> [AIM OF THE EXERCISE]: Recreate the entire listing that appears below, exactly.

===

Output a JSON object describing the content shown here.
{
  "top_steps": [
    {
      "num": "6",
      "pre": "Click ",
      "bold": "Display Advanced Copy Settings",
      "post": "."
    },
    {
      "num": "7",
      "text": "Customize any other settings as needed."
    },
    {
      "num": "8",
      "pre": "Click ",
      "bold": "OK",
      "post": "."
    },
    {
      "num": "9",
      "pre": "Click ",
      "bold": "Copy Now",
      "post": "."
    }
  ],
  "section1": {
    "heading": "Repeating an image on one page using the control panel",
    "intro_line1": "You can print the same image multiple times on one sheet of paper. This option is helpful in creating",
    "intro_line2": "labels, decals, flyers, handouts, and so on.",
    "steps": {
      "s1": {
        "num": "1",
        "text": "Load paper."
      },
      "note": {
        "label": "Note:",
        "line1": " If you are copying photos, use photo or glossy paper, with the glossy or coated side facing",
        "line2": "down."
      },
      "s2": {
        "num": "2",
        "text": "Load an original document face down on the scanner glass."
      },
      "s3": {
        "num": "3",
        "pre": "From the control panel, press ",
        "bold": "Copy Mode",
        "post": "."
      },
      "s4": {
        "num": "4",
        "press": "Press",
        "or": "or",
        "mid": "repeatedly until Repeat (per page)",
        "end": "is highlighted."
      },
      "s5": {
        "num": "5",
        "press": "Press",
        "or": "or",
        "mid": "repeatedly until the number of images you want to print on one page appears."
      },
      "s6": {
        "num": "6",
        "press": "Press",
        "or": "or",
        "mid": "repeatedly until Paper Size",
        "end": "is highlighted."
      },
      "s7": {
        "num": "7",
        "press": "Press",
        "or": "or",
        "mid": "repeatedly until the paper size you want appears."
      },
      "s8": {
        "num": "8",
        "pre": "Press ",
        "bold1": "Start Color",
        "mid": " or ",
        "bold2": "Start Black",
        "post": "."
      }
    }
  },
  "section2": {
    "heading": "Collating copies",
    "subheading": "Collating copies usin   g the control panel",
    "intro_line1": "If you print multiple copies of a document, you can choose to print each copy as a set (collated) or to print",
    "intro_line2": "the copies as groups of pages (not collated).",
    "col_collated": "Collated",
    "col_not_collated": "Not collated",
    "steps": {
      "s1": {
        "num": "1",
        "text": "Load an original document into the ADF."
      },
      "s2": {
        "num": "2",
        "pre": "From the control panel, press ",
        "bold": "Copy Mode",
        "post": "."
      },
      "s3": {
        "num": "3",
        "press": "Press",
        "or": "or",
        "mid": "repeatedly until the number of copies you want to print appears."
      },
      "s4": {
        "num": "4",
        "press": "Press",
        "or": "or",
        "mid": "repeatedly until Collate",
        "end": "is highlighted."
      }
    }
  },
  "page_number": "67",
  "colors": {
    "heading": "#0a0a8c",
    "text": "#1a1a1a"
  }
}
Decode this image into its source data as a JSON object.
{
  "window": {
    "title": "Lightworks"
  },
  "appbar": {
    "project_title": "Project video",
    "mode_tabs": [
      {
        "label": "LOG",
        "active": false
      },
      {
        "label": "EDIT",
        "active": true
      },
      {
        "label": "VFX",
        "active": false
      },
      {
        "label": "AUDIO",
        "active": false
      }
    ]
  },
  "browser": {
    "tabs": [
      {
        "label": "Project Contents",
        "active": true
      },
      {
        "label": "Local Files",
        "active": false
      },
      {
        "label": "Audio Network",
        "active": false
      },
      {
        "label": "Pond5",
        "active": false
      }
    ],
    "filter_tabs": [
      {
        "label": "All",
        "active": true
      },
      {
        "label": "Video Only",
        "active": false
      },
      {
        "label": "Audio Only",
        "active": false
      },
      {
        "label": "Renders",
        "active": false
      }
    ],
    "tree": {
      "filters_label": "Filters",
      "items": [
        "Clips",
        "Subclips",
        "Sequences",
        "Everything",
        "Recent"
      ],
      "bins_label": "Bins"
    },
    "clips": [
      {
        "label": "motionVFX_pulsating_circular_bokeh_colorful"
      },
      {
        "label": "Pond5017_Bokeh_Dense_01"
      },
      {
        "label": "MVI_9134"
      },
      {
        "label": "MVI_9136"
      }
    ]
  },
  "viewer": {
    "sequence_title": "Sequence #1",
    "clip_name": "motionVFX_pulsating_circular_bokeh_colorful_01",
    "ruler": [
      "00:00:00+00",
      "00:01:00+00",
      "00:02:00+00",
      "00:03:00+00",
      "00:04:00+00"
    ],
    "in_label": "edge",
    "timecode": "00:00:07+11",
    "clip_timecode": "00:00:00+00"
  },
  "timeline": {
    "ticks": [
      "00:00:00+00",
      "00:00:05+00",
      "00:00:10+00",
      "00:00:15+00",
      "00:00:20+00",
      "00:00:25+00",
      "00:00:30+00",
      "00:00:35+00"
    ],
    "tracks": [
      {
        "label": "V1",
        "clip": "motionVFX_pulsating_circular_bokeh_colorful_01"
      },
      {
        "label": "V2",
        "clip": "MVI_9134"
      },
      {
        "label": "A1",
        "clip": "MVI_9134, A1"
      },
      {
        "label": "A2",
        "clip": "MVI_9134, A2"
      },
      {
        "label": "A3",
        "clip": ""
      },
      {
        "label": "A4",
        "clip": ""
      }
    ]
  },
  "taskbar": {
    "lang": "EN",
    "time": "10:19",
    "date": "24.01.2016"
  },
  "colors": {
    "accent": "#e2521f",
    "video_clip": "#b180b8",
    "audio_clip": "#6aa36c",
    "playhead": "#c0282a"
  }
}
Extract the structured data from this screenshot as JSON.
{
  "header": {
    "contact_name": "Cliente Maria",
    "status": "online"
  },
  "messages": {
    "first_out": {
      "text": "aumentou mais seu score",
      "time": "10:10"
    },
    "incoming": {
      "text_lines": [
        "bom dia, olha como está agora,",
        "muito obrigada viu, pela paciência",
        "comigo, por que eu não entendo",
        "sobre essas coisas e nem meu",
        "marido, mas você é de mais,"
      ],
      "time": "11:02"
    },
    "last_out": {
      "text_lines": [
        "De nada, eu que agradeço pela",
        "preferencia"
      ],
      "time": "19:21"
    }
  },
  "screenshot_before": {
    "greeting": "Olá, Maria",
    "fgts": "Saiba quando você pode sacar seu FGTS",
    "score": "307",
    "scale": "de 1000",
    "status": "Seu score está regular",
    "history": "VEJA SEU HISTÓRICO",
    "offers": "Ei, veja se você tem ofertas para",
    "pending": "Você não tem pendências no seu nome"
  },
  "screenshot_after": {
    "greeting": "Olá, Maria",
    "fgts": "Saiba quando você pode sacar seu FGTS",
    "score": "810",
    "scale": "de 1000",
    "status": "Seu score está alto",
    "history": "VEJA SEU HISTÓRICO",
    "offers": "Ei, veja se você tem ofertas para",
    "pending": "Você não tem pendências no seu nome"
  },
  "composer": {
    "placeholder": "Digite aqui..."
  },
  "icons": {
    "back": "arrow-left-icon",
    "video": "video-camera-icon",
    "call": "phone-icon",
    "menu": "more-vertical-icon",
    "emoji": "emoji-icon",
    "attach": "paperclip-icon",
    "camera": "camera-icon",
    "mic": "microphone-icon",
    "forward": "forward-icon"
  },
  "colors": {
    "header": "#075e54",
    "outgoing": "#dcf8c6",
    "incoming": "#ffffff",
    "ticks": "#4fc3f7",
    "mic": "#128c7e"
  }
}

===

> [WORKED SOLUTION]:
Output a JSON object describing the content shown here.
{
  "top_steps": [
    {
      "num": "6",
      "pre": "Click ",
      "bold": "Display Advanced Copy Settings",
      "post": "."
    },
    {
      "num": "7",
      "text": "Customize any other settings as needed."
    },
    {
      "num": "8",
      "pre": "Click ",
      "bold": "OK",
      "post": "."
    },
    {
      "num": "9",
      "pre": "Click ",
      "bold": "Copy Now",
      "post": "."
    }
  ],
  "section1": {
    "heading": "Repeating an image on one page using the control panel",
    "intro_line1": "You can print the same image multiple times on one sheet of paper. This option is helpful in creating",
    "intro_line2": "labels, decals, flyers, handouts, and so on.",
    "steps": {
      "s1": {
        "num": "1",
        "text": "Load paper."
      },
      "note": {
        "label": "Note:",
        "line1": " If you are copying photos, use photo or glossy paper, with the glossy or coated side facing",
        "line2": "down."
      },
      "s2": {
        "num": "2",
        "text": "Load an original document face down on the scanner glass."
      },
      "s3": {
        "num": "3",
        "pre": "From the control panel, press ",
        "bold": "Copy Mode",
        "post": "."
      },
      "s4": {
        "num": "4",
        "press": "Press",
        "or": "or",
        "mid": "repeatedly until Repeat (per page)",
        "end": "is highlighted."
      },
      "s5": {
        "num": "5",
        "press": "Press",
        "or": "or",
        "mid": "repeatedly until the number of images you want to print on one page appears."
      },
      "s6": {
        "num": "6",
        "press": "Press",
        "or": "or",
        "mid": "repeatedly until Paper Size",
        "end": "is highlighted."
      },
      "s7": {
        "num": "7",
        "press": "Press",
        "or": "or",
        "mid": "repeatedly until the paper size you want appears."
      },
      "s8": {
        "num": "8",
        "pre": "Press ",
        "bold1": "Start Color",
        "mid": " or ",
        "bold2": "Start Black",
        "post": "."
      }
    }
  },
  "section2": {
    "heading": "Collating copies",
    "subheading": "Collating copies usin   g the control panel",
    "intro_line1": "If you print multiple copies of a document, you can choose to print each copy as a set (collated) or to print",
    "intro_line2": "the copies as groups of pages (not collated).",
    "col_collated": "Collated",
    "col_not_collated": "Not collated",
    "steps": {
      "s1": {
        "num": "1",
        "text": "Load an original document into the ADF."
      },
      "s2": {
        "num": "2",
        "pre": "From the control panel, press ",
        "bold": "Copy Mode",
        "post": "."
      },
      "s3": {
        "num": "3",
        "press": "Press",
        "or": "or",
        "mid": "repeatedly until the number of copies you want to print appears."
      },
      "s4": {
        "num": "4",
        "press": "Press",
        "or": "or",
        "mid": "repeatedly until Collate",
        "end": "is highlighted."
      }
    }
  },
  "page_number": "67",
  "colors": {
    "heading": "#0a0a8c",
    "text": "#1a1a1a"
  }
}
Decode this image into its source data as a JSON object.
{
  "window": {
    "title": "Lightworks"
  },
  "appbar": {
    "project_title": "Project video",
    "mode_tabs": [
      {
        "label": "LOG",
        "active": false
      },
      {
        "label": "EDIT",
        "active": true
      },
      {
        "label": "VFX",
        "active": false
      },
      {
        "label": "AUDIO",
        "active": false
      }
    ]
  },
  "browser": {
    "tabs": [
      {
        "label": "Project Contents",
        "active": true
      },
      {
        "label": "Local Files",
        "active": false
      },
      {
        "label": "Audio Network",
        "active": false
      },
      {
        "label": "Pond5",
        "active": false
      }
    ],
    "filter_tabs": [
      {
        "label": "All",
        "active": true
      },
      {
        "label": "Video Only",
        "active": false
      },
      {
        "label": "Audio Only",
        "active": false
      },
      {
        "label": "Renders",
        "active": false
      }
    ],
    "tree": {
      "filters_label": "Filters",
      "items": [
        "Clips",
        "Subclips",
        "Sequences",
        "Everything",
        "Recent"
      ],
      "bins_label": "Bins"
    },
    "clips": [
      {
        "label": "motionVFX_pulsating_circular_bokeh_colorful"
      },
      {
        "label": "Pond5017_Bokeh_Dense_01"
      },
      {
        "label": "MVI_9134"
      },
      {
        "label": "MVI_9136"
      }
    ]
  },
  "viewer": {
    "sequence_title": "Sequence #1",
    "clip_name": "motionVFX_pulsating_circular_bokeh_colorful_01",
    "ruler": [
      "00:00:00+00",
      "00:01:00+00",
      "00:02:00+00",
      "00:03:00+00",
      "00:04:00+00"
    ],
    "in_label": "edge",
    "timecode": "00:00:07+11",
    "clip_timecode": "00:00:00+00"
  },
  "timeline": {
    "ticks": [
      "00:00:00+00",
      "00:00:05+00",
      "00:00:10+00",
      "00:00:15+00",
      "00:00:20+00",
      "00:00:25+00",
      "00:00:30+00",
      "00:00:35+00"
    ],
    "tracks": [
      {
        "label": "V1",
        "clip": "motionVFX_pulsating_circular_bokeh_colorful_01"
      },
      {
        "label": "V2",
        "clip": "MVI_9134"
      },
      {
        "label": "A1",
        "clip": "MVI_9134, A1"
      },
      {
        "label": "A2",
        "clip": "MVI_9134, A2"
      },
      {
        "label": "A3",
        "clip": ""
      },
      {
        "label": "A4",
        "clip": ""
      }
    ]
  },
  "taskbar": {
    "lang": "EN",
    "time": "10:19",
    "date": "24.01.2016"
  },
  "colors": {
    "accent": "#e2521f",
    "video_clip": "#b180b8",
    "audio_clip": "#6aa36c",
    "playhead": "#c0282a"
  }
}
Extract the structured data from this screenshot as JSON.
{
  "header": {
    "contact_name": "Cliente Maria",
    "status": "online"
  },
  "messages": {
    "first_out": {
      "text": "aumentou mais seu score",
      "time": "10:10"
    },
    "incoming": {
      "text_lines": [
        "bom dia, olha como está agora,",
        "muito obrigada viu, pela paciência",
        "comigo, por que eu não entendo",
        "sobre essas coisas e nem meu",
        "marido, mas você é de mais,"
      ],
      "time": "11:02"
    },
    "last_out": {
      "text_lines": [
        "De nada, eu que agradeço pela",
        "preferencia"
      ],
      "time": "19:21"
    }
  },
  "screenshot_before": {
    "greeting": "Olá, Maria",
    "fgts": "Saiba quando você pode sacar seu FGTS",
    "score": "307",
    "scale": "de 1000",
    "status": "Seu score está regular",
    "history": "VEJA SEU HISTÓRICO",
    "offers": "Ei, veja se você tem ofertas para",
    "pending": "Você não tem pendências no seu nome"
  },
  "screenshot_after": {
    "greeting": "Olá, Maria",
    "fgts": "Saiba quando você pode sacar seu FGTS",
    "score": "810",
    "scale": "de 1000",
    "status": "Seu score está alto",
    "history": "VEJA SEU HISTÓRICO",
    "offers": "Ei, veja se você tem ofertas para",
    "pending": "Você não tem pendências no seu nome"
  },
  "composer": {
    "placeholder": "Digite aqui..."
  },
  "icons": {
    "back": "arrow-left-icon",
    "video": "video-camera-icon",
    "call": "phone-icon",
    "menu": "more-vertical-icon",
    "emoji": "emoji-icon",
    "attach": "paperclip-icon",
    "camera": "camera-icon",
    "mic": "microphone-icon",
    "forward": "forward-icon"
  },
  "colors": {
    "header": "#075e54",
    "outgoing": "#dcf8c6",
    "incoming": "#ffffff",
    "ticks": "#4fc3f7",
    "mic": "#128c7e"
  }
}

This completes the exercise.